“Rather than listening to the scare tactics and misinformed reading of this bill by the attorney general, I respectfully urge Governor Raimondo to let this legislation go into law, as it is very much in the spirit of the recently passed Criminal Justice Reform package,” said Representative Craven. “It will improve the state’s criminal justice system by relieving pressures from the correctional system, saving our state much-needed tax dollars, while also increasing public safety.”
Representative Craven said the bill is fair and equitable to all. It would level the playing field between those individuals who can afford to post their own bail versus those indigent or less financially secure who might not be able to post their own bail.
The bill sets the standard and ceiling of the amount of bail that a court can order a forfeiture when the bail is posted by a bondsman.

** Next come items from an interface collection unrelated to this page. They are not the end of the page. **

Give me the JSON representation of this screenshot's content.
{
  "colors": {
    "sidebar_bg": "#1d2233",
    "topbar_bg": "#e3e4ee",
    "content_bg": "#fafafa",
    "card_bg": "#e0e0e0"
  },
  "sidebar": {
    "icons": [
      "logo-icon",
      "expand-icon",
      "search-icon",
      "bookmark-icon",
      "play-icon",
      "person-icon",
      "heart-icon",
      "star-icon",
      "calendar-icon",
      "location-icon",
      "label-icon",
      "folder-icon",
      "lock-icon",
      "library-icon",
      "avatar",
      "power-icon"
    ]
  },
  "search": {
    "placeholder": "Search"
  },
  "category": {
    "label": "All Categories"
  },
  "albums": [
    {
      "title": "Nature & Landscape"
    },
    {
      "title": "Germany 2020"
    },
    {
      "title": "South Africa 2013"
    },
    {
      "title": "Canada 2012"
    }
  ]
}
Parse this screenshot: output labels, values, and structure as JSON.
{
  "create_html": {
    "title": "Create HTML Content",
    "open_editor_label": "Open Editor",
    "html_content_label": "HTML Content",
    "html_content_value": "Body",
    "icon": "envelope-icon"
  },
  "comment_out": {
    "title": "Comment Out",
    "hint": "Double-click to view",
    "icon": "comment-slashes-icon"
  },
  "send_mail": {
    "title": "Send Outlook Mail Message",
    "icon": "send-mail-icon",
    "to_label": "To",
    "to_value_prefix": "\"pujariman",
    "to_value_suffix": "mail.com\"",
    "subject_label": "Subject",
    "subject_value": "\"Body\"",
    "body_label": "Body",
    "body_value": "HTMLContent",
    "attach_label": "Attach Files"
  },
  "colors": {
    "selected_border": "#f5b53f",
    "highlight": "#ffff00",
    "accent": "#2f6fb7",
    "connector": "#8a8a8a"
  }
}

Currently, if a defendant who has used the services of a bondsman fails to appear, the bondsman is subject to a forfeiture of the entire bail, not just the posted amount. If the bondsman suffers too many forfeitures, the bondsman may not have the resources to help secure the bail and release of future indigent or poorer defendants.
“This bill, in essence, helps the small amount of bondsmen stay in business and makes them capable of helping our most financially challenged citizens to post their bail,” Representative Craven stated.
His legislation sets the time periods for a bondsman to act before any forfeiture takes place. The point of the bondsman is to ensure the appearance of the defendant at court. When the defendant doesn’t appear on the calendared day, the attorney general cannot begin bail forfeiture proceedings for 45 days. This gives the bondsman time to try to locate the defendant and secure the defendant for a court appearance. The bill does not prevent the court from issuing an arrest warrant, or for the authorities or the bondsman from beginning their search of the defendant.
Under the terms of the bill, after the hearing, the court needs to give six months to return the fugitive before any of the bail is forfeited. The court would conduct a hearing to determine if the bondsman made a good faith, diligent effort. If the court wants, it can grant additional time instead of ordering a forfeiture. However, once the forfeiture is ordered, the maximum amount the court can order forfeited is then 10 percent of the total bail.
“The bill provides that those who need to utilize the services of a bail bondsman will forfeit the same amount of money that those who post 10 percent cash would lose in the event a forfeiture becomes necessary,” Representative Craven pointed out. “The attorney general’s assertion that the bill unconstitutionally discriminates against those that don’t use the services of a bail bondsman is simply untrue. Rather, the bill allows all defendants who have been admitted to bail by the court to be released from jail even if they can’t afford to post bail simply because they are poor.”
Under the terms of the bill, the bondsmen would also be responsible for all costs incurred by the state in the locating and apprehension of the fugitive, and they would also be responsible for paying the fees and costs associated with entering the warrant into the appropriate state and federal databases.
For more information, contact:
Andrew Caruolo, Publicist
State House Room 20
Providence, RI 02903